"Seymour's letter and comments serve only to reinforce negative stereotypes and portray people living with mental illness as a public nuisance, or something to be feared.
"It is simply irresponsible, incorrect and disrespectful to continue to feed into the misguided and sensationalist narrative that people living with mental health problems are inherently unsafe to be around."
They called on Seymour to retract his letter and comments and to learn more about the reality of living with mental illness, the effects of stigma and discrimination and the importance of being inclusive.
Banff Ave resident Jackie Smith said in a letter addressed to the housing minister that residents of the street had asked Seymour to help fight the complex.
"David didn't initiate this, we did! Not one other MP or councillor turned up!"
"We have lived for the last eight years, with drugs, prostitution, gang-related activity, people being accosted and threatened."
Smith said it was disappointing the letter had been singled out for one mention of mental health when the problem was bigger than that.

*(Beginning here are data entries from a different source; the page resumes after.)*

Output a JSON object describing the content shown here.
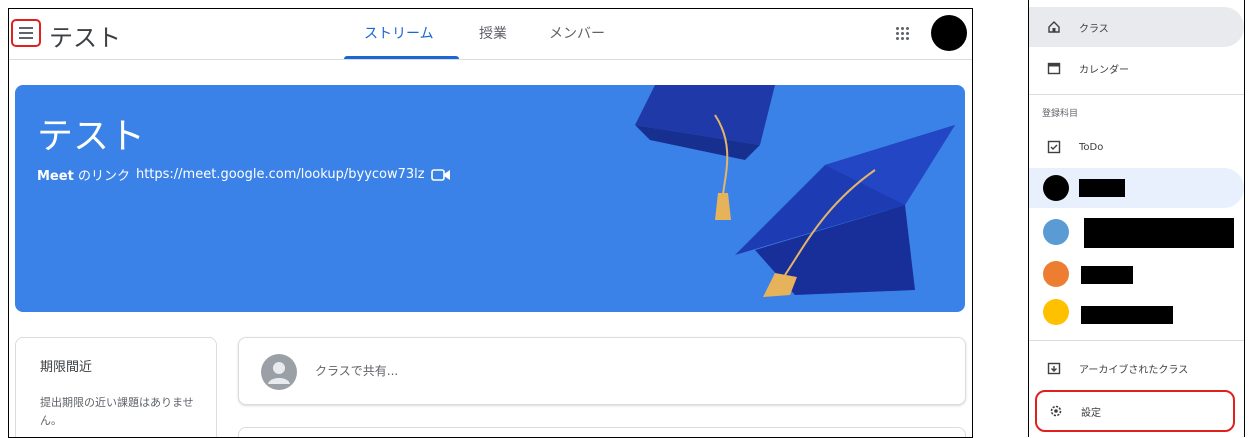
{
  "left": {
    "title": "テスト",
    "tabs": [
      {
        "label": "ストリーム",
        "active": true
      },
      {
        "label": "授業",
        "active": false
      },
      {
        "label": "メンバー",
        "active": false
      }
    ],
    "banner": {
      "title": "テスト",
      "meet_prefix": "Meet",
      "meet_text": "のリンク",
      "meet_url": "https://meet.google.com/lookup/byycow73lz",
      "color": "#3b82e8"
    },
    "upcoming": {
      "heading": "期限間近",
      "empty_text": "提出期限の近い課題はありません。"
    },
    "share_placeholder": "クラスで共有..."
  },
  "drawer": {
    "items_top": [
      {
        "label": "クラス",
        "icon": "home-icon"
      },
      {
        "label": "カレンダー",
        "icon": "calendar-icon"
      }
    ],
    "section_label": "登録科目",
    "todo_label": "ToDo",
    "classes": [
      {
        "color": "#000000"
      },
      {
        "color": "#5b9bd5"
      },
      {
        "color": "#ed7d31"
      },
      {
        "color": "#ffc000"
      }
    ],
    "archived_label": "アーカイブされたクラス",
    "settings_label": "設定"
  }
}
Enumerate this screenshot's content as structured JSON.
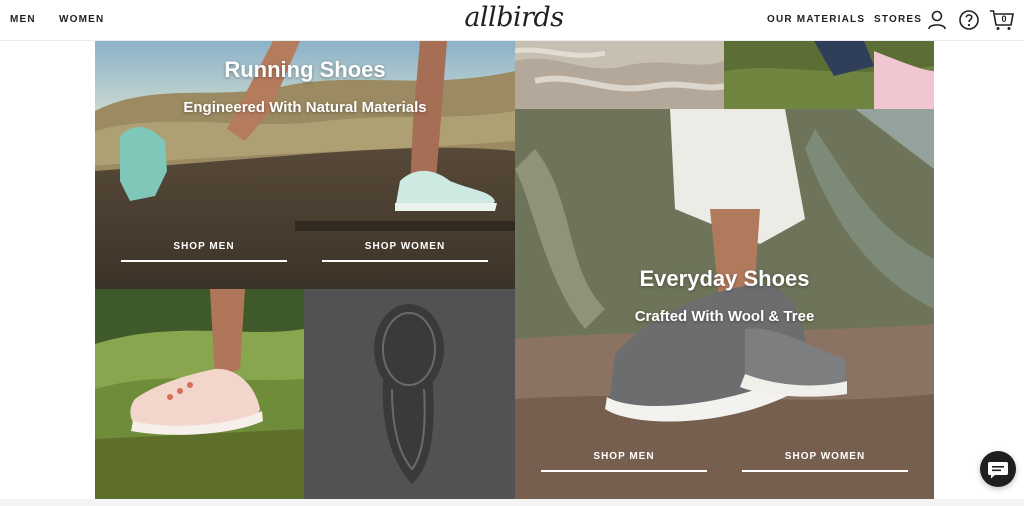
{
  "header": {
    "nav_left": [
      {
        "label": "MEN"
      },
      {
        "label": "WOMEN"
      }
    ],
    "logo": "allbirds",
    "nav_right": [
      {
        "label": "OUR MATERIALS"
      },
      {
        "label": "STORES"
      }
    ],
    "cart_count": "0",
    "icons": [
      "account-icon",
      "help-icon",
      "cart-icon"
    ]
  },
  "running": {
    "title": "Running Shoes",
    "subtitle": "Engineered With Natural Materials",
    "shop_men": "SHOP MEN",
    "shop_women": "SHOP WOMEN"
  },
  "everyday": {
    "title": "Everyday Shoes",
    "subtitle": "Crafted With Wool & Tree",
    "shop_men": "SHOP MEN",
    "shop_women": "SHOP WOMEN"
  },
  "colors": {
    "text_dark": "#212121",
    "overlay_text": "#ffffff",
    "chat_button": "#1f1f1f"
  },
  "chat": {
    "icon": "chat-icon"
  }
}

"I don't want to keep calling the police on neighbours, I don't want to have to go to court because someone beats up a woman in front of our house, I don't want to see people weeing on a tree in front of our house, I don't want to be threatened with gang violence ...
"I don't want to hear that women and children cannot walk down our street without concern."
Earlier today Twyford was called on by Seymour to front up to the Banff Ave residents and discuss concerns about the development.
"The people of Epsom are decent and kind. However, until now, Housing New Zealand has ignored their concerns about anti-social behaviour at its existing properties.
"If we are to have this social housing development, I will work with the residents of Banff Ave and Housing New Zealand to create a model project which includes appropriate amenities," Seymour said.
Seymour defended the letter, saying sometimes "you need to tell it like it is" and the truth in this case was "that people in this neighbourhood have been victimised by Housing New Zealand".
Housing NZ was not required to notify the neighbourhood about its plans, and some residents complained at the meeting that they had been left out of the loop.